John Buscema's Silver Surfer Artist's Edition (&) Cerebus Archive Number One: Diamond Edition: Fans of large items are in for a treat. First, we've got IDW with issues #5, #6 & #8 of Big John's cosmic tenure (all 1969, inked by Sal Buscema and Dan Adkins, written by Stan Lee), plus some unspecified bonus pages, 144 pages at 12" x 17". Dave Sim has also done some work with IDW, but the Cerebus Archive is an Aardvark-Vanaheim home production, Kickstarted earlier this year as a means of raising funds for the continued restoration and preservation of the Cerebus comic - it's a folio of ten original art pages reproduced at full size on cardstock, all dating from the late 1970s or 1980, accompanied by notes from the artist. I don't believe these non-backer editions are signed or numbered; $100.00 (Surfer), $89.00 (Cerebus).
Winsor McCay: The Complete Little Nemo (&) Little Nemo in Slumberland: So Many Splendid Sundays!: Every so often, somebody puts out a new edition of Little Nemo - your exposure to it seems generational. I remember the old red-cover Taschen edition, a little bigger than 9" x 12", which meant the comics were readable, if not always easily so. (As to whether you *want* to read the words in Little Nemo...) This, now, is a new Taschen edition, much more expensive but a good deal larger, standing at 13.5" x 17.3", and purportedly collecting everything; there is also a supplemental 144-page book with text by Alexander Braun (bringing the total length up to 708 pages) and a suitcase-style cardboard carrier, which had better be emblazoned with "DULL CARE" or I'll flip a table. At the same time, Sunday Press Books is reissuing its yet-larger (16" x 21") Best Of selection, 128 pages, now up to I believe its fourth edition; $200.00 (Taschen), $125.00 (Sunday Press).

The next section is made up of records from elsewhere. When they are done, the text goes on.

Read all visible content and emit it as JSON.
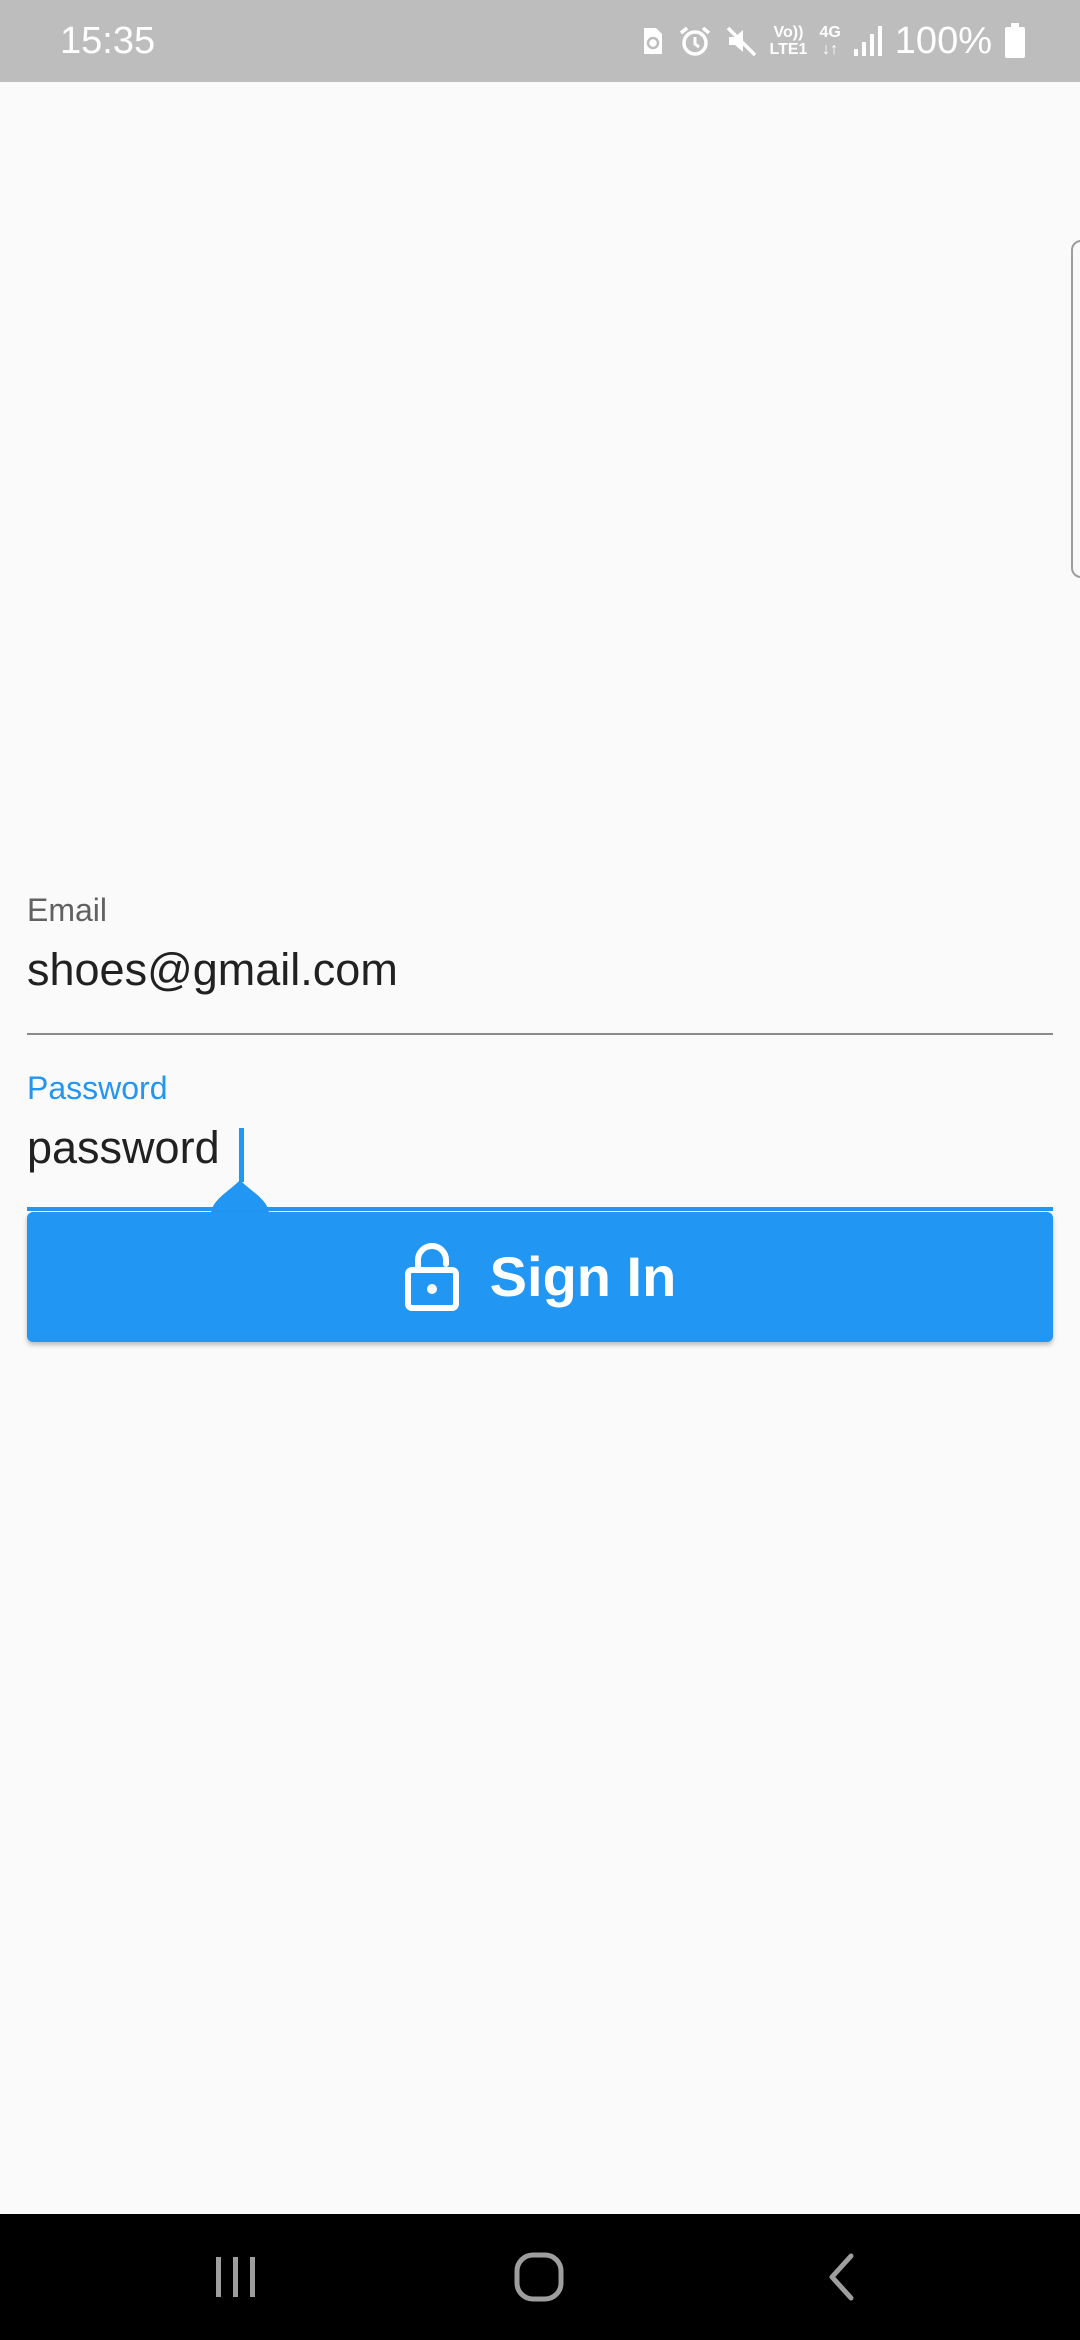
{
  "status_bar": {
    "time": "15:35",
    "network_label_top": "Vo))",
    "network_label_bottom": "LTE1",
    "data_type": "4G",
    "battery_percent": "100%",
    "icons": [
      "recycle-notification-icon",
      "alarm-icon",
      "mute-icon",
      "volte-icon",
      "4g-data-icon",
      "signal-icon",
      "battery-icon"
    ]
  },
  "form": {
    "email": {
      "label": "Email",
      "value": "shoes@gmail.com"
    },
    "password": {
      "label": "Password",
      "value": "password",
      "focused": true
    }
  },
  "sign_in_button": {
    "label": "Sign In",
    "icon": "lock-open-icon"
  },
  "nav_bar": {
    "buttons": [
      "recents-icon",
      "home-icon",
      "back-icon"
    ]
  },
  "colors": {
    "accent": "#2196f3",
    "status_bar": "#bdbdbd",
    "background": "#fafafa",
    "nav_bar": "#000000"
  }
}
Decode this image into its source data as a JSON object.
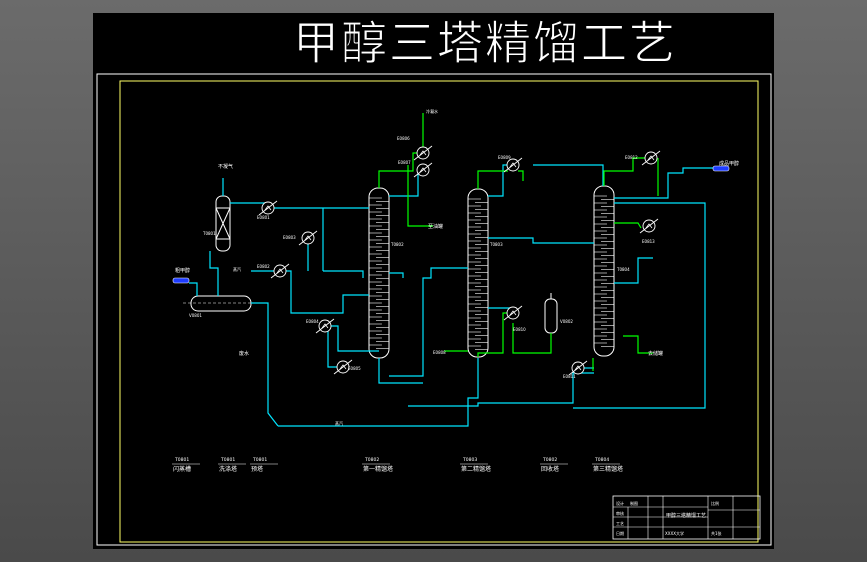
{
  "title": "甲醇三塔精馏工艺",
  "labels": {
    "feed_in": "粗甲醇",
    "product_out": "成品甲醇",
    "waste_water": "废水",
    "to_tank": "至油罐",
    "to_tank2": "去储罐",
    "top_gas": "不凝气",
    "t0801": "T0801",
    "t0802": "T0802",
    "t0803": "T0803",
    "t0804": "T0804",
    "e0801": "E0801",
    "e0802": "E0802",
    "e0803": "E0803",
    "e0804": "E0804",
    "e0805": "E0805",
    "e0806": "E0806",
    "e0807": "E0807",
    "e0808": "E0808",
    "e0809": "E0809",
    "e0810": "E0810",
    "e0811": "E0811",
    "e0812": "E0812",
    "e0813": "E0813",
    "v0801": "V0801",
    "v0802": "V0802",
    "steam": "蒸汽",
    "cond": "冷凝水"
  },
  "legend": [
    {
      "tag": "T0801",
      "name": "闪蒸槽"
    },
    {
      "tag": "T0801",
      "name": "洗涤塔"
    },
    {
      "tag": "T0801",
      "name": "预塔"
    },
    {
      "tag": "T0802",
      "name": "第一精馏塔"
    },
    {
      "tag": "T0803",
      "name": "第二精馏塔"
    },
    {
      "tag": "T0802",
      "name": "回收塔"
    },
    {
      "tag": "T0804",
      "name": "第三精馏塔"
    }
  ],
  "title_block": {
    "r1": [
      "设计",
      "制图"
    ],
    "r2": [
      "审核"
    ],
    "r3": [
      "工艺"
    ],
    "r4": [
      "日期"
    ],
    "drawing_name": "甲醇三塔精馏工艺",
    "school": "XXXX大学",
    "ratio": "比例",
    "sheet": "共1张"
  },
  "colors": {
    "canvas": "#000000",
    "border": "#ffff66",
    "cyan": "#00e5ff",
    "green": "#00ff00",
    "white": "#ffffff",
    "blue": "#1e3cff"
  }
}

Insider Histories of Cartooning: Finally, your book-on-comics of the week - a 224-page University Press of Mississippi collection of articles by R.C. Harvey, longtime Journal contributor and expert on newspaper strips. That said, the 14 chapters in here are said to travel all over the form, with a timeline of research discoveries and considerations of artists familiar and obscure. Definitely worth flipping through, if you see it; $35.00.